A Small Thing, Packaged Big | Andrew Svenning | CWR
The Hobbit: The Desolation of Smaug suffers from poor pacing, too many special effects, and lack of focus.
When the rumblings began that The Hobbit, J.R.R. Tolkien’s prelude to his larger work, The Lord of The Rings, was coming to the big screen, I had reservations, but wasn’t put off entirely. After all, Peter Jackson was on board and I was generally impressed by his cinematic treatment of the trilogy, so optimism seemed warranted. Further credence seemed to come when it circulated that Guillermo Del Toro, a director with a clear eye for the mythological and fantastic who is noted for his love of practical, rather than computer-generated, effects, would collaborate with Jackson in realizing the more fairy-tale tone of the first foray into Middle Earth. But as MGM’s financial fiasco took its toll and stalled the project and Del Toro’s involvement evaporated—followed by the news that The Hobbit would be not one, but two films—worry crept in.

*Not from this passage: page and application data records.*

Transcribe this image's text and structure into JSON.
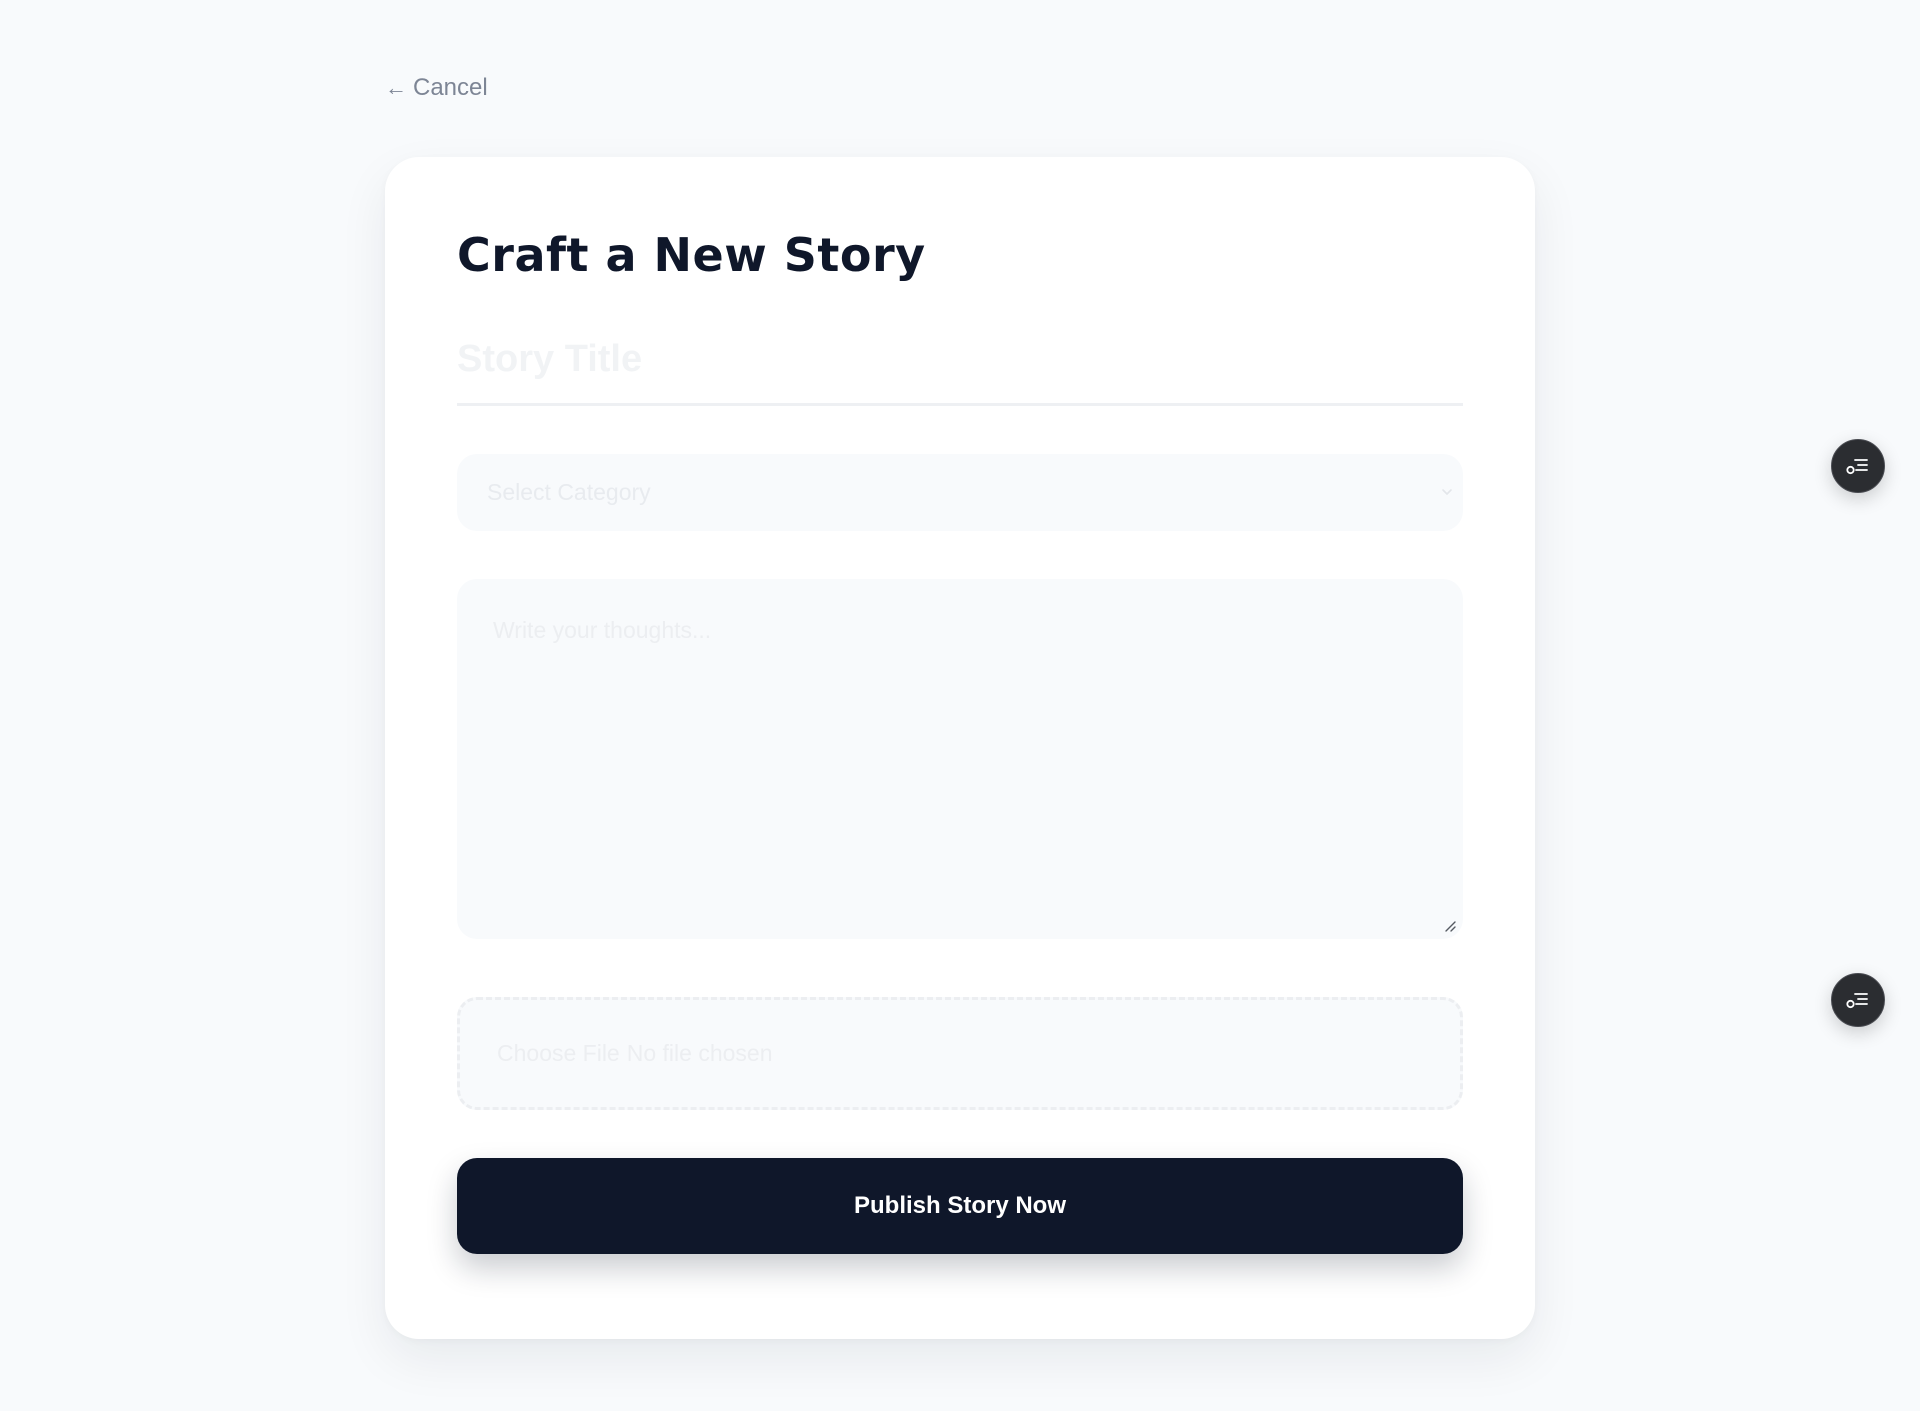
{
  "nav": {
    "cancel_arrow": "←",
    "cancel_label": "Cancel"
  },
  "form": {
    "heading": "Craft a New Story",
    "title_placeholder": "Story Title",
    "category_selected": "Select Category",
    "body_placeholder": "Write your thoughts...",
    "file_button_label": "Choose File",
    "file_status": "No file chosen",
    "publish_label": "Publish Story Now"
  },
  "floating_buttons": [
    {
      "icon": "list-settings-icon"
    },
    {
      "icon": "list-settings-icon"
    }
  ],
  "colors": {
    "background": "#f8fafc",
    "card": "#ffffff",
    "primary": "#0f172a",
    "muted_text": "#7d8595",
    "floating_button": "#2b2d31"
  }
}
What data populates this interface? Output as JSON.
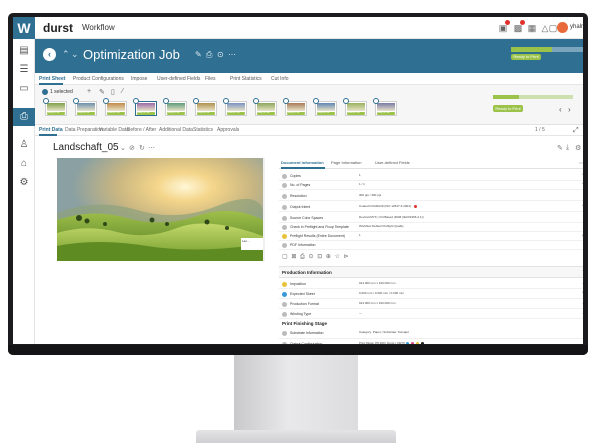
{
  "app": {
    "logo_letter": "W",
    "brand": "durst",
    "brand_sub": "Workflow",
    "username": "yhalma"
  },
  "job": {
    "title": "Optimization Job",
    "progress_fraction": 0.45,
    "status_pill": "Ready to Print"
  },
  "main_tabs": [
    "Print Sheet",
    "Product Configurations",
    "Impose",
    "User-defined Fields",
    "Files",
    "Print Statistics",
    "Cut Info"
  ],
  "strip": {
    "selected_text": "1 selected",
    "thumb_tag": "Ready to Print",
    "thumb_count": 12,
    "selected_thumb_index": 3,
    "right_pill": "Ready to Print",
    "right_progress_fraction": 0.33
  },
  "sub_tabs": [
    "Print Data",
    "Data Preparation",
    "Variable Data",
    "Before / After",
    "Additional Data",
    "Statistics",
    "Approvals"
  ],
  "pager": "1 / 5",
  "document": {
    "title": "Landschaft_05",
    "image_label": "Lan..."
  },
  "info_tabs": [
    "Document Information",
    "Page Information",
    "User-defined Fields"
  ],
  "rows": [
    {
      "label": "Copies",
      "value": "1"
    },
    {
      "label": "No. of Pages",
      "value": "1 / 1"
    },
    {
      "label": "Resolution",
      "value": "300 ppi  /  300 ppi"
    },
    {
      "label": "Output Intent",
      "value": "Coated FOGRA39 (ISO 12647-2:2004)"
    },
    {
      "label": "Source Color Spaces",
      "value": "DeviceCMYK | ICCBased (RGB (IEC61966-2.1))"
    },
    {
      "label": "Check in Preflight and Fixup Template",
      "value": "Workflow Default Preflight Quality"
    },
    {
      "label": "Preflight Results (Entire Document)",
      "value": "1"
    },
    {
      "label": "PDF Information",
      "value": ""
    }
  ],
  "production": {
    "section_title": "Production Information",
    "rows": [
      {
        "label": "Imposition",
        "value": "914.000 mm x 610.000 mm"
      },
      {
        "label": "Expected Sheet",
        "value": "0.000 mm  /  0.000 mm  /  0.000 mm"
      },
      {
        "label": "Production Format",
        "value": "914.000 mm x 610.000 mm"
      },
      {
        "label": "Winding Type",
        "value": "—"
      }
    ]
  },
  "print_stage": {
    "section_title": "Print Finishing Stage",
    "rows": [
      {
        "label": "Substrate Information",
        "value": "Category: Paper  |  Substrate: Sumajet"
      },
      {
        "label": "Output Configuration",
        "value": "Print Mode: P8 300  |  Durst  |  CMYK"
      }
    ]
  },
  "colors": {
    "accent": "#2f6f91",
    "ok_green": "#9bc34a",
    "alert_red": "#e0302c"
  }
}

The Hobbit is, by all accounts, a smaller story than the epic Lord of the Rings. Jackson managed to make his Lord of the Rings a trilogy, with each book as one cinematic installment, at a time when the Weinstein brothers were interested in truncating the series into two movies. How was it, then, that one book of about 300 pages needed two movies, when a trilogy of more than 1,000 pages could manage in three? Then the news came out—not just two movies, but a new trilogy. The Hobbit was now a smaller thing, packaged big. It seemed that Tolkien was being treated to the new Hollywood truism of never telling a good—and financially lucrative—story too quickly.
I am not a purist; I am not opposed in principle to books being changed when adapted to the screen. Books are books and movies are movies. A little added here and a little removed there is going to be part of the polishing process as the story is imported from one medium to the other. But the new Hobbit film, The Desolation of Smaug, continues to demonstrate just how far south too much changing can go. When making any change in adapting a book to film, it should always be asked if the change harms the theme, intention, or characters of the original story. It also should be asked if the change helps the story work better within the limitations of a movie’s runtime.
The main problem with many of the changes and additions in The Desolation of Smaug is that they throw off the rhythm, allowing little or no time to develop either the invented plot elements or the original story. Am I opposed, in principle, to the addition of a burgeoning interracial romance between an invented elf warrior (Evangeline Lilly) and Kili the Dwarf? (If you were wondering why there was an oddly, ruggedly handsome man among the dwarves in the first film, this is the reason.) Perhaps not—if it is dramatically plausible and doesn’t stick out as contrived.
One of the big problems with the changes—some included to better connect with the LOTR films and some to stretch the Hobbit’s story to fill three films—is that they are creating waves of distortions in the overall storyline.